_Entries supplied_:

++++++++

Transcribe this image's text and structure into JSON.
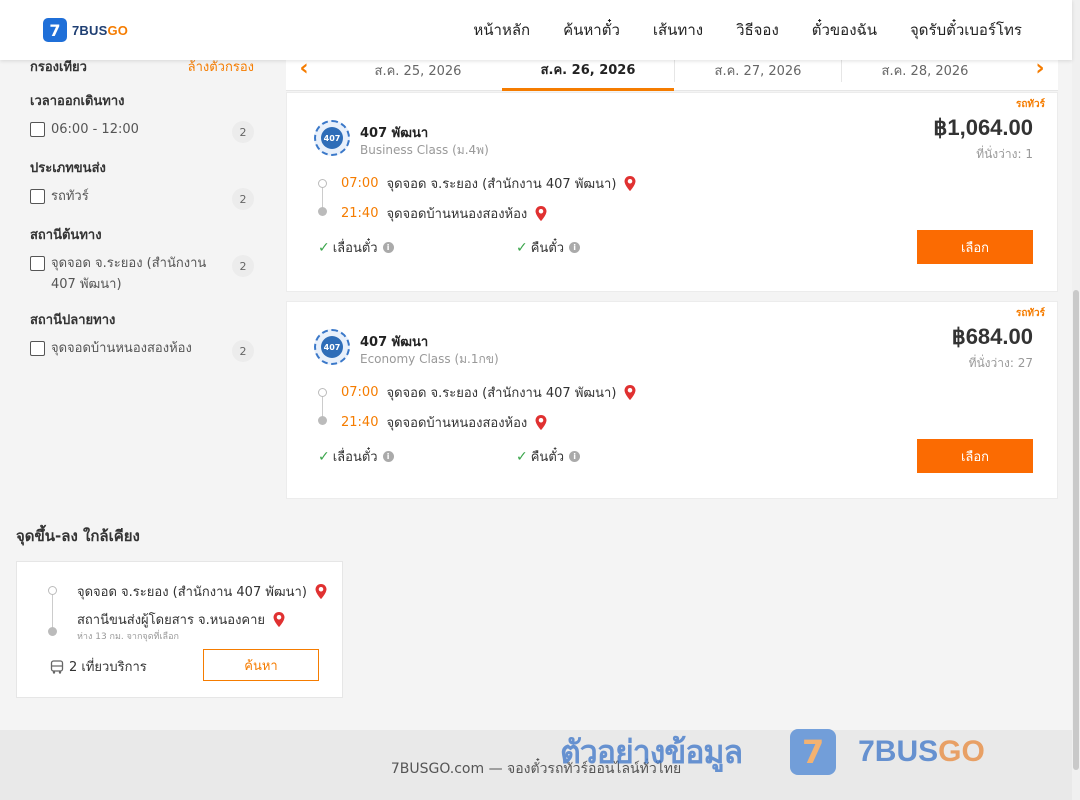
{
  "header": {
    "logo_mark": "7",
    "logo_text_main": "7BUS",
    "logo_text_accent": "GO",
    "nav": [
      "หน้าหลัก",
      "ค้นหาตั๋ว",
      "เส้นทาง",
      "วิธีจอง",
      "ตั๋วของฉัน",
      "จุดรับตั๋วเบอร์โทร"
    ]
  },
  "sidebar": {
    "title": "กรองเที่ยว",
    "clear": "ล้างตัวกรอง",
    "sections": [
      {
        "title": "เวลาออกเดินทาง",
        "options": [
          {
            "label": "06:00 - 12:00",
            "count": "2"
          }
        ]
      },
      {
        "title": "ประเภทขนส่ง",
        "options": [
          {
            "label": "รถทัวร์",
            "count": "2"
          }
        ]
      },
      {
        "title": "สถานีต้นทาง",
        "options": [
          {
            "label": "จุดจอด จ.ระยอง (สำนักงาน 407 พัฒนา)",
            "count": "2"
          }
        ]
      },
      {
        "title": "สถานีปลายทาง",
        "options": [
          {
            "label": "จุดจอดบ้านหนองสองห้อง",
            "count": "2"
          }
        ]
      }
    ]
  },
  "dates": {
    "prev_icon": "‹",
    "next_icon": "›",
    "tabs": [
      "ส.ค. 25, 2026",
      "ส.ค. 26, 2026",
      "ส.ค. 27, 2026",
      "ส.ค. 28, 2026"
    ],
    "active_index": 1
  },
  "trips": [
    {
      "type": "รถทัวร์",
      "logo_text": "407",
      "operator": "407 พัฒนา",
      "class": "Business Class (ม.4พ)",
      "price": "฿1,064.00",
      "seats": "ที่นั่งว่าง: 1",
      "depart_time": "07:00",
      "depart_stop": "จุดจอด จ.ระยอง (สำนักงาน 407 พัฒนา)",
      "arrive_time": "21:40",
      "arrive_stop": "จุดจอดบ้านหนองสองห้อง",
      "feature_1": "เลื่อนตั๋ว",
      "feature_2": "คืนตั๋ว",
      "select": "เลือก"
    },
    {
      "type": "รถทัวร์",
      "logo_text": "407",
      "operator": "407 พัฒนา",
      "class": "Economy Class (ม.1กข)",
      "price": "฿684.00",
      "seats": "ที่นั่งว่าง: 27",
      "depart_time": "07:00",
      "depart_stop": "จุดจอด จ.ระยอง (สำนักงาน 407 พัฒนา)",
      "arrive_time": "21:40",
      "arrive_stop": "จุดจอดบ้านหนองสองห้อง",
      "feature_1": "เลื่อนตั๋ว",
      "feature_2": "คืนตั๋ว",
      "select": "เลือก"
    }
  ],
  "nearby": {
    "title": "จุดขึ้น-ลง ใกล้เคียง",
    "from": "จุดจอด จ.ระยอง (สำนักงาน 407 พัฒนา)",
    "to": "สถานีขนส่งผู้โดยสาร จ.หนองคาย",
    "distance": "ห่าง 13 กม. จากจุดที่เลือก",
    "trips": "2 เที่ยวบริการ",
    "search": "ค้นหา"
  },
  "footer": {
    "text": "7BUSGO.com — จองตั๋วรถทัวร์ออนไลน์ทั่วไทย"
  },
  "watermark": {
    "text": "ตัวอย่างข้อมูล",
    "mark": "7",
    "brand_main": "7BUS",
    "brand_accent": "GO"
  },
  "colors": {
    "accent": "#f57c00",
    "button": "#fb6b02",
    "brand_blue": "#1f6fd8",
    "check_green": "#3aa54b"
  }
}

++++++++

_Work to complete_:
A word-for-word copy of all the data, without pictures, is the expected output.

_Your response_:
Transcribe this image's text and structure into JSON.
{
  "header": {
    "logo_mark": "7",
    "logo_text_main": "7BUS",
    "logo_text_accent": "GO",
    "nav": [
      "หน้าหลัก",
      "ค้นหาตั๋ว",
      "เส้นทาง",
      "วิธีจอง",
      "ตั๋วของฉัน",
      "จุดรับตั๋วเบอร์โทร"
    ]
  },
  "sidebar": {
    "title": "กรองเที่ยว",
    "clear": "ล้างตัวกรอง",
    "sections": [
      {
        "title": "เวลาออกเดินทาง",
        "options": [
          {
            "label": "06:00 - 12:00",
            "count": "2"
          }
        ]
      },
      {
        "title": "ประเภทขนส่ง",
        "options": [
          {
            "label": "รถทัวร์",
            "count": "2"
          }
        ]
      },
      {
        "title": "สถานีต้นทาง",
        "options": [
          {
            "label": "จุดจอด จ.ระยอง (สำนักงาน 407 พัฒนา)",
            "count": "2"
          }
        ]
      },
      {
        "title": "สถานีปลายทาง",
        "options": [
          {
            "label": "จุดจอดบ้านหนองสองห้อง",
            "count": "2"
          }
        ]
      }
    ]
  },
  "dates": {
    "prev_icon": "‹",
    "next_icon": "›",
    "tabs": [
      "ส.ค. 25, 2026",
      "ส.ค. 26, 2026",
      "ส.ค. 27, 2026",
      "ส.ค. 28, 2026"
    ],
    "active_index": 1
  },
  "trips": [
    {
      "type": "รถทัวร์",
      "logo_text": "407",
      "operator": "407 พัฒนา",
      "class": "Business Class (ม.4พ)",
      "price": "฿1,064.00",
      "seats": "ที่นั่งว่าง: 1",
      "depart_time": "07:00",
      "depart_stop": "จุดจอด จ.ระยอง (สำนักงาน 407 พัฒนา)",
      "arrive_time": "21:40",
      "arrive_stop": "จุดจอดบ้านหนองสองห้อง",
      "feature_1": "เลื่อนตั๋ว",
      "feature_2": "คืนตั๋ว",
      "select": "เลือก"
    },
    {
      "type": "รถทัวร์",
      "logo_text": "407",
      "operator": "407 พัฒนา",
      "class": "Economy Class (ม.1กข)",
      "price": "฿684.00",
      "seats": "ที่นั่งว่าง: 27",
      "depart_time": "07:00",
      "depart_stop": "จุดจอด จ.ระยอง (สำนักงาน 407 พัฒนา)",
      "arrive_time": "21:40",
      "arrive_stop": "จุดจอดบ้านหนองสองห้อง",
      "feature_1": "เลื่อนตั๋ว",
      "feature_2": "คืนตั๋ว",
      "select": "เลือก"
    }
  ],
  "nearby": {
    "title": "จุดขึ้น-ลง ใกล้เคียง",
    "from": "จุดจอด จ.ระยอง (สำนักงาน 407 พัฒนา)",
    "to": "สถานีขนส่งผู้โดยสาร จ.หนองคาย",
    "distance": "ห่าง 13 กม. จากจุดที่เลือก",
    "trips": "2 เที่ยวบริการ",
    "search": "ค้นหา"
  },
  "footer": {
    "text": "7BUSGO.com — จองตั๋วรถทัวร์ออนไลน์ทั่วไทย"
  },
  "watermark": {
    "text": "ตัวอย่างข้อมูล",
    "mark": "7",
    "brand_main": "7BUS",
    "brand_accent": "GO"
  },
  "colors": {
    "accent": "#f57c00",
    "button": "#fb6b02",
    "brand_blue": "#1f6fd8",
    "check_green": "#3aa54b"
  }
}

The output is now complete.